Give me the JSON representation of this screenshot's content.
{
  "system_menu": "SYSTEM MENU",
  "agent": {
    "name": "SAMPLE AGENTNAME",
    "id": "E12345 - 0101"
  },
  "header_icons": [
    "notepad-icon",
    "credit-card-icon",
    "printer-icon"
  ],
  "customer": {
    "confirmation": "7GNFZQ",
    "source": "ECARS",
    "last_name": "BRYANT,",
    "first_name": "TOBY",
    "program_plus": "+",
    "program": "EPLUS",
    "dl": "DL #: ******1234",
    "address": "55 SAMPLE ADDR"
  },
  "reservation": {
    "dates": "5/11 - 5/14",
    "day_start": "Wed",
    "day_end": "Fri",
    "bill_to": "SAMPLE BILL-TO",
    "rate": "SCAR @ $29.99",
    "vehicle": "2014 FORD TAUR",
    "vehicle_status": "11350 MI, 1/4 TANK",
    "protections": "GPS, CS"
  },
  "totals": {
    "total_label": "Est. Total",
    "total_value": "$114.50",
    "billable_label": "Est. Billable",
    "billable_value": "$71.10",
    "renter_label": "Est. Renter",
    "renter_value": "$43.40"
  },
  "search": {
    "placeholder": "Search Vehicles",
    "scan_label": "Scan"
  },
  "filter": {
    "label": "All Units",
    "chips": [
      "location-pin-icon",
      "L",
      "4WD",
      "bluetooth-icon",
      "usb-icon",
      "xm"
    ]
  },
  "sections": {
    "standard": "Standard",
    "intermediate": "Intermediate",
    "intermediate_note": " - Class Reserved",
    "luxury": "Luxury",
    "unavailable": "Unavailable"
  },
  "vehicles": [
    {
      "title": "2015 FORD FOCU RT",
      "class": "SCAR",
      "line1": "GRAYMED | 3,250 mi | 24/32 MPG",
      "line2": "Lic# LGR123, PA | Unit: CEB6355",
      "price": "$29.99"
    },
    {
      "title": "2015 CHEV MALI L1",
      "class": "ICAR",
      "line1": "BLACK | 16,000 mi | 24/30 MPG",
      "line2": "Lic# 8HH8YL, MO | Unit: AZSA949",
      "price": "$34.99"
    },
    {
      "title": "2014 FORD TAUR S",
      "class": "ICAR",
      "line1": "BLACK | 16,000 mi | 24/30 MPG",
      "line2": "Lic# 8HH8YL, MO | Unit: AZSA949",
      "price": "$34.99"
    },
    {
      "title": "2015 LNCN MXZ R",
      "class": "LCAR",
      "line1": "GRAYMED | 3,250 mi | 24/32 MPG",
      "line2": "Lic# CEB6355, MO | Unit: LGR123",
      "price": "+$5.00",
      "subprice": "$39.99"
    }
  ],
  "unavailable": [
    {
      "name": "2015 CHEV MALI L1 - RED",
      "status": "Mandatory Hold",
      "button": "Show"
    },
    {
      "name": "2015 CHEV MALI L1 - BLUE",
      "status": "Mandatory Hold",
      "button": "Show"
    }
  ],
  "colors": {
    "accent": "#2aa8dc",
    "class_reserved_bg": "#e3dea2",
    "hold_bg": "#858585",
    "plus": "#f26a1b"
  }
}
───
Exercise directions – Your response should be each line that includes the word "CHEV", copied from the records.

Written response –
      "title": "2015 CHEV MALI L1",
      "name": "2015 CHEV MALI L1 - RED",
      "name": "2015 CHEV MALI L1 - BLUE",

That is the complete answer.